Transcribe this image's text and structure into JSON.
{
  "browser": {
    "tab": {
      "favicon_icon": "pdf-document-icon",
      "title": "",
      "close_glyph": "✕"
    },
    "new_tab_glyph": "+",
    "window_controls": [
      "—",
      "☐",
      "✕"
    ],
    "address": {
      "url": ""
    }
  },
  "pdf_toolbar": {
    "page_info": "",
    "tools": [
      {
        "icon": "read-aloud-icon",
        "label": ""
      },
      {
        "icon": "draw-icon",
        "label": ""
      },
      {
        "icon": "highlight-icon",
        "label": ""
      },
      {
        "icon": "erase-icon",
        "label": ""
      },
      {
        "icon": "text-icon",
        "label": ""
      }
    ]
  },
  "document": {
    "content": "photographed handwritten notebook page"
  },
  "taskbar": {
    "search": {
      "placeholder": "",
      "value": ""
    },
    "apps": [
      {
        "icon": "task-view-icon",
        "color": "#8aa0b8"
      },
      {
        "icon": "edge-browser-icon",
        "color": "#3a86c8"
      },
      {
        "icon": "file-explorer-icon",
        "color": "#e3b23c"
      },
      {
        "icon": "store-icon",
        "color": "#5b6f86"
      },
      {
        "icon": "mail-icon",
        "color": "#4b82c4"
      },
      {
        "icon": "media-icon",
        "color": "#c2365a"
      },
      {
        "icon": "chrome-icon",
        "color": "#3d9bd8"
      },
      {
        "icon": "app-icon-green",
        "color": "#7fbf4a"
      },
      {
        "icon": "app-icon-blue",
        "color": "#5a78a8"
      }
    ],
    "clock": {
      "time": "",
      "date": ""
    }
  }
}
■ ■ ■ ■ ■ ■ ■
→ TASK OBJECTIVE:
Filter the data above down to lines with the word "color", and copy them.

→ RESULT OF THIS EXERCISE:
        "color": "#8aa0b8"
        "color": "#3a86c8"
        "color": "#e3b23c"
        "color": "#5b6f86"
        "color": "#4b82c4"
        "color": "#c2365a"
        "color": "#3d9bd8"
        "color": "#7fbf4a"
        "color": "#5a78a8"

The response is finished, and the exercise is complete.